MF: What a great song! It's one of your favorites, right?


RM: Yeah, I love the song. It's a really good melody and I like what it says.


MF: Did you ever hear any feedback directly from Bob Dylan regarding what you did with "Mr. Tambourine Man"?


RM: Yeah sure. Actually he gave us feedback before we even recorded it. He came to our rehearsal studio and he and Bobby Neuwirth were hanging out there. We played a few songs for him and at one of the songs, he said, "What was that?" and I said, "That's one of your songs, man." [laughs] He said, "I didn't recognize it." He didn't recognize it. [laughs] So they liked it, they gave us their approval right away.


MF: It's been said that the Byrds had a huge impact on him in getting Dylan into more electric music.


RM: Well, you know, he's a bright guy. He was hearing The Beatles and the Stones, too. So, I'm sure it was only a matter of time. But we were probably a catalyst to get him to go that direction, yeah.


MF: It's kind of cool how everybody was influencing everybody else so heavily in those days.


RM: I know, it was great. Yeah, even the Byrds influenced The Beatles a little bit with "If I Needed Someone." That was kind of a cool thing. We did a riff on the Byrds, "The Bells of Rhymney" and George Harrison liked it so much he wrote "If I Needed Someone" based on that lick.


MF: Wow! [laughs]


RM: It was really cool.


MF: You met The Beatles.


RM: Yeah, we met The Beatles. We hung out with them, we got to be friends with them.


MF: Was that pretty cool?


RM: It was great. It was . . . are you kidding . . . it was incredible! [laughs]


MF: They were huge already so that would've been monumental even right then, huh?
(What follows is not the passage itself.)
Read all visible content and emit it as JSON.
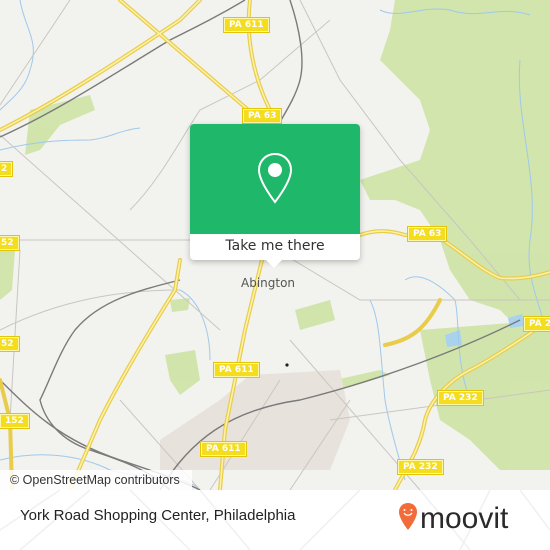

RM: Yeah, it was. It was, I mean, six months before we met them we were on the street kind of starving and then we got this catapult into fame and got to meet The Beatles and hang out with them and it was a wonderful time. They were always the big stars, you never lost sight of that. But George and I hung out and we exchanged guitar licks and it turned out that he and I were into the same riff on the same song around the same time. It was the lead break on the flip side of Gene Vincent's "Be-Bop-A-Lula"--a song called "Woman Love." So we had a lot in common. We were coming from the same place, like a rockabilly background and then they had done a skiffle thing. So they were kind of folkies too. George and John were my favorite Beatles. We really got along okay. First thing Lennon said to me, "What's with those little glasses?"


MF: [general laughter] Listening to Back from Rio I was really struck by how much Tom Petty's been influenced by your music. He was on that record, wasn't he?


RM: Yeah, he was. He and I wrote "King of the Hill" together. We were on tour over in Europe with Dylan. And we'd just read John Phillips' autobiography. We thought that would be good material for a song, so we wrote "King of the Hill."


MF: You guys hung out a lot?


RM: Yeah we used to hang out a lot when I was living in LA. I used to go over to his place all the time.


MF: So it was a very direct influence. How did you come up with "Mr. Spaceman?"


RM: I was sitting in my living room looking out a the front lawn and I was kind of bored and I thought it would be really cool if a flying saucer landed out there [laughs] and took me for a ride. So, it was just a goofy concept that hit me.


MF: But it never landed?


RM: No, it didn't.


MF: [laughs] That's good to know.


RM: Still waiting.

Check out Part II for the exciting conclusion when Roger talks about his rippin' Rickenbackers, marvelous Martins, and his role in the controversy over Internet music.

Back to Musician's Friend Exclusive Artist Spotlights.